When “Reel Life” meets “Real Life”

Summer Blockbuster Artwork Web The Summer Blockbuster season has gotten off to an early start: we’ve been shaken by earthquakes, battered by flooding, devastated by tornadoes and that’s all before we ever set foot in a movie theater. This week’s release of San Andreas starring Dwayne Johnson is this summer’s big disaster film and the viewing audience has shown once again their love for a good disaster film. The modern disaster films are so well done, so persuasive, that they are almost always cited these days for their “realism”. A May 27th article in Variety cites that the film is “so devastating that scientists note there are multiple instances in which the make-believe quake rocks the truth.”

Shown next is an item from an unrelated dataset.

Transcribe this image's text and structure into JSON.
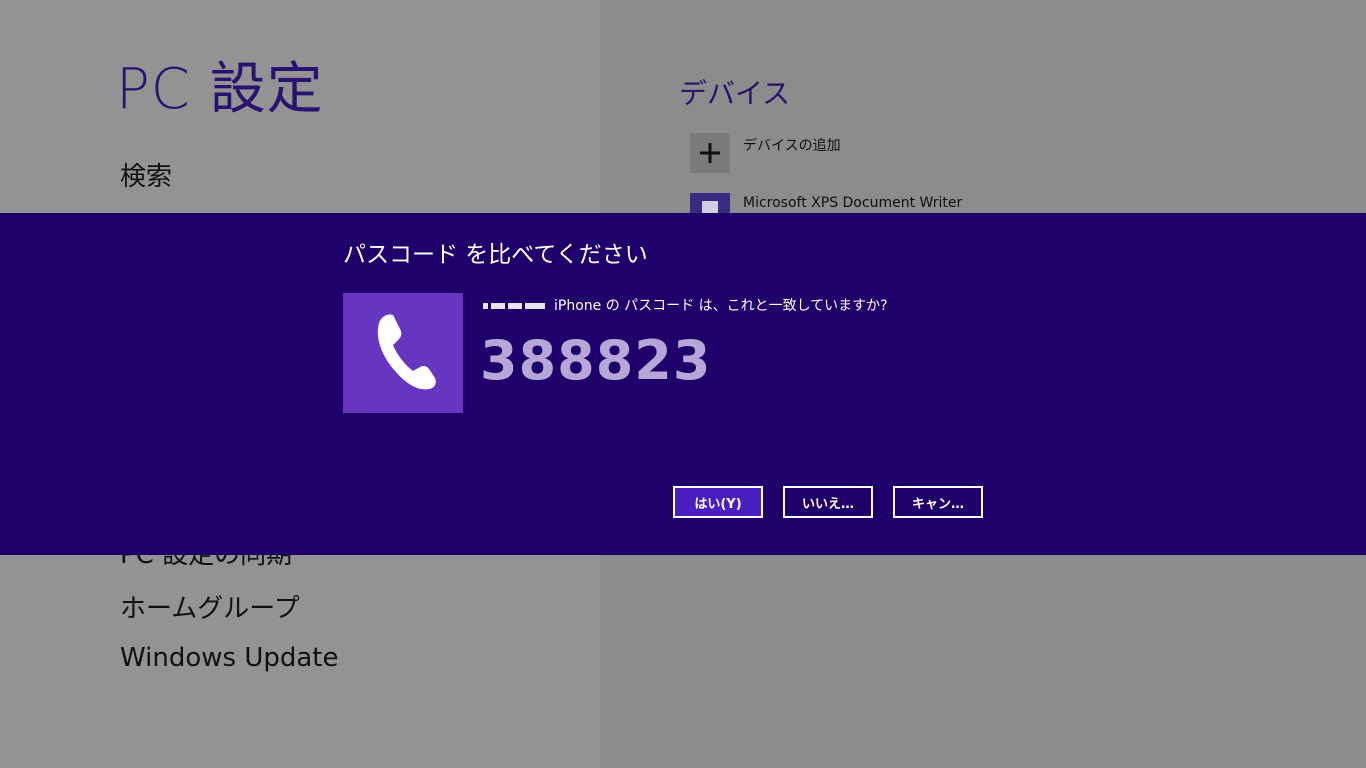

So how come, when a real disaster strikes, it feels so different? 

Real disasters have casualties, disaster movies have characters. In real life, we usually don't learn about the people who live through (and die in) natural disasters until after the disaster have unfolded.  In San Andreas, we get to know and establish a relationship with Johnson’s character, Ray Gaines; his ex-wife, Emma and their daughter, Blake as they struggle to outrun and survive a 9.1 earthquake.

Real disasters have casualties, disaster movies have characters. In real life, we usually don’t learn about the people who live through (and die in) natural disasters until after the disaster have unfolded. In San Andreas, we get to know and establish a relationship with Johnson’s character, Ray Gaines; his ex-wife, Emma and their daughter, Blake as they struggle to outrun and survive a 9.1 earthquake.

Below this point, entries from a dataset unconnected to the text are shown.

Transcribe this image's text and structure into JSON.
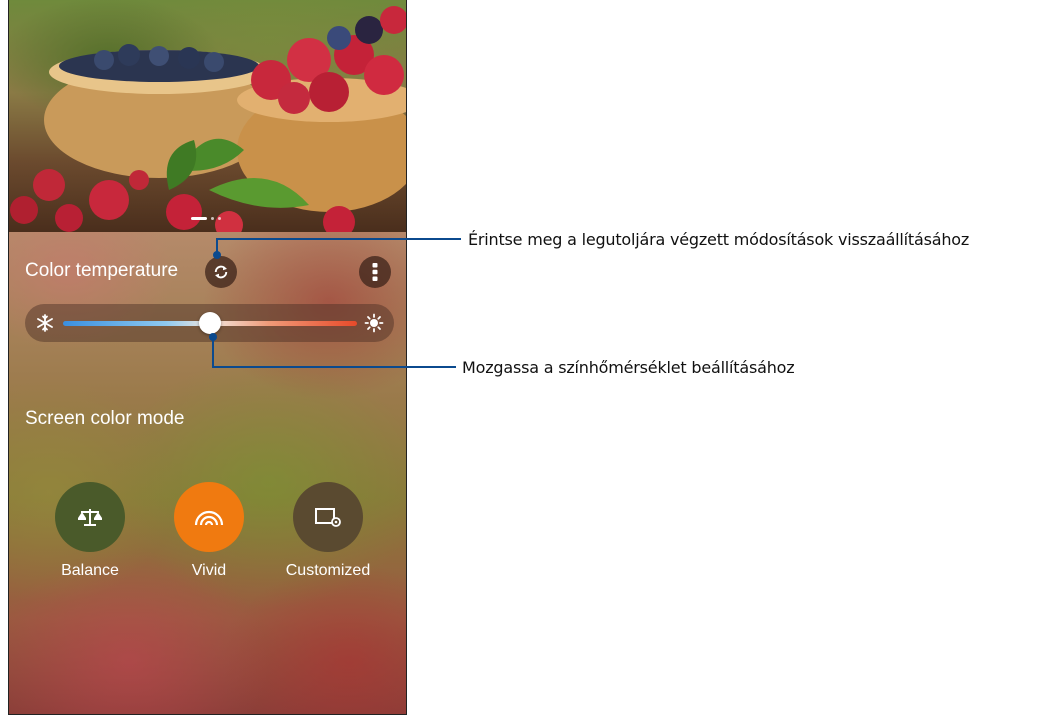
{
  "screen": {
    "color_temperature_label": "Color temperature",
    "screen_color_mode_label": "Screen color mode",
    "slider": {
      "value_fraction": 0.5,
      "min_icon": "snowflake-icon",
      "max_icon": "sun-icon"
    },
    "modes": [
      {
        "label": "Balance",
        "icon": "balance-scale-icon",
        "color": "#4a5a2a",
        "selected": false
      },
      {
        "label": "Vivid",
        "icon": "vivid-rainbow-icon",
        "color": "#f07a10",
        "selected": true
      },
      {
        "label": "Customized",
        "icon": "custom-display-icon",
        "color": "#5a4a30",
        "selected": false
      }
    ],
    "accent_color": "#f07a10"
  },
  "callouts": {
    "reset": "Érintse meg a legutoljára végzett módosítások visszaállításához",
    "slider": "Mozgassa a színhőmérséklet beállításához"
  }
}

Real disasters don’t fit in a 120 minute time frame. If April’s Nepal Earthquake were happening in film, we would have seen the major aftershocks happening within minutes of the initial quake. Never mind that real life (vs Reel Life) sees disasters roll more slowly and with scattered effects. After the April 25th earthquake in Nepal, it was 17 days before the major aftershock. In order to maintain suspense and attention, each major catastrophe must take place quickly on film.
Real disasters don’t follow a dramatic arc (rising action leading to a climax), disasters happen unexpectedly and then we deal with them, often for a very long time. Films don’t work that way, nobody wants to see the cleanup; we want to see what leads up the disaster and how the characters we’ve become emotionally invested in survive.
Real disasters are just that, disasters. In film, something good always comes from them; a family is reunited, a last minute rescue, an unlikely hero. There is always a silver lining to the storm cloud. In Reel Life, we never know how long the silver lining will last. But we do know, as the credits roll, that our hero and survivors will be okay. If only Real life had that same assurance.

Would you survive San Andreas?  In three simple steps your company can be prepared: 1) Get a Kit; 2) Make a Plan; and 3) Be informed.  SafetyMax can help you get prepared and stay prepared. For more information, contact us at 1.800.585.8506 or [email protected]

Leave a Comment

*